25 – 30 years
A groom or stable boy (stable hand, stable lad) is a person who is responsible for some or all aspects of the management of horses and/or the care of the stables themselves.
Two to three feet is about right for a horse; less for a pony. Tie to secure objects such as a telephone pole (without a supporting “guy” wire), wall, hitching post, tree, or a trailer that is secured by attachment to a vehicle.
U.S. horse meat is unfit for human consumption because of the uncontrolled administration of hundreds of dangerous drugs and other substances to horses before slaughter. … These drugs are often labeled “Not for use in animals used for food/that will be eaten by humans.”
Horses, along with mules and burros, also serve as pack animals. The most important horse on the ranch is the everyday working ranch horse that can perform a wide variety of tasks; horses trained to specialize exclusively in one set of skills such as roping or cutting are very rarely used on ranches.

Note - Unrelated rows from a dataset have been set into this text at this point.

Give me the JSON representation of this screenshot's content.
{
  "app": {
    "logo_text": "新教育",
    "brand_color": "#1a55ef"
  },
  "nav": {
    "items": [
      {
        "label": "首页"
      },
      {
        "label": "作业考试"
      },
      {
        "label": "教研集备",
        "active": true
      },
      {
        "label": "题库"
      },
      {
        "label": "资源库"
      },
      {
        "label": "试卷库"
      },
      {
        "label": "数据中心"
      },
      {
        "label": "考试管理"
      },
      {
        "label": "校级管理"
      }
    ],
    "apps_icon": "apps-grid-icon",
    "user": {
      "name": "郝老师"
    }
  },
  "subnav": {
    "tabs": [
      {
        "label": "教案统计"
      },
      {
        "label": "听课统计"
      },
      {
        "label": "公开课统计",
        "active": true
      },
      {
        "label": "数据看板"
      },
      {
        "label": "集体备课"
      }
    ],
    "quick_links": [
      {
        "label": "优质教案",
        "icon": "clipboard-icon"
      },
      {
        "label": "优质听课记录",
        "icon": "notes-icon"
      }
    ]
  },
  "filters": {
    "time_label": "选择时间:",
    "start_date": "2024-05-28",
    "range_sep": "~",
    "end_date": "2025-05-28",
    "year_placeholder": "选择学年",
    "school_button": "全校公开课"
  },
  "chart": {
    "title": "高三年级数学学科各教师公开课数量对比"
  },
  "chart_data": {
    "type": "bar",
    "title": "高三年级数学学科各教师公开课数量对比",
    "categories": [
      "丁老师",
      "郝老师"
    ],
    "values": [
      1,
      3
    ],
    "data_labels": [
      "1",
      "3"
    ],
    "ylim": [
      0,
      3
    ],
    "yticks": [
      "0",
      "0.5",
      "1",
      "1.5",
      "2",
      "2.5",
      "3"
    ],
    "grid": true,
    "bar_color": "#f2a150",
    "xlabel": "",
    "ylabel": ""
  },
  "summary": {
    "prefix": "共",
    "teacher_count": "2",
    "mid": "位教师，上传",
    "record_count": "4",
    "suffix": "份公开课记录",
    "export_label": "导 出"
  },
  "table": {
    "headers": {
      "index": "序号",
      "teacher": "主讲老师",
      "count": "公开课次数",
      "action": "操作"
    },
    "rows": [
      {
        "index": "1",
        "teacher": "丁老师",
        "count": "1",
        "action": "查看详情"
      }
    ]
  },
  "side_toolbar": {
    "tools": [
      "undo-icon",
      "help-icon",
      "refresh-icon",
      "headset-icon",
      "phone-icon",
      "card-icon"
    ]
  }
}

The cowboys were actually eating “sowbelly.” It was pork fat from the belly, and perhaps the back and sides, of a hog carcass, cured with salt. Sowbelly could last a long time without spoiling. Marshall Trimble is Arizona’s official state historian and the vice president of the Wild West History Association.
Critter: often in speaking of cows or horses a cowboy calls them a “Critter.” Other animals can also be critters. Bangtail: Mustang mare, (not necessarily limited to mares). In older days, uncombed tails were a sign of an unbroken horse. Broom-tail: a class of range horses that are considered not worth much.
“Mustangers” (Spanish: mesteñeros) were cowboys (vaqueros) who caught, broke, and drove free-ranging horses to market in the Spanish and later American territories of what is now northern Mexico, Texas, New Mexico, and California.
Mounting from the left is just tradition. Soldiers would mount up on their horses left sides so that their swords, anchored over their left legs, wouldn’t harm their horses’ backs. But you’re trail riding, not heading into battle.
Four animal wranglers involved in the making of The Hobbit movie trilogy told the Associated Press that as many as 27 animals—horses, goats, chickens, and sheep—died during the production of the Lord of the Rings prequel.
“To train a horse to fall, you start by teaching them to lie down and go on from there. As long as the area is soft, they’ll always do it. But if you hurt them, then they’re not going to do it. If you see a horse going over in a movie, it’s always onto a bed about a foot or two deep with peat underneath it.”
The word hitch has a gazillion meanings — it’s a hook, a limp, short for hitchhiking, slang for getting married — but the most common meaning is that a hitch is a little problem.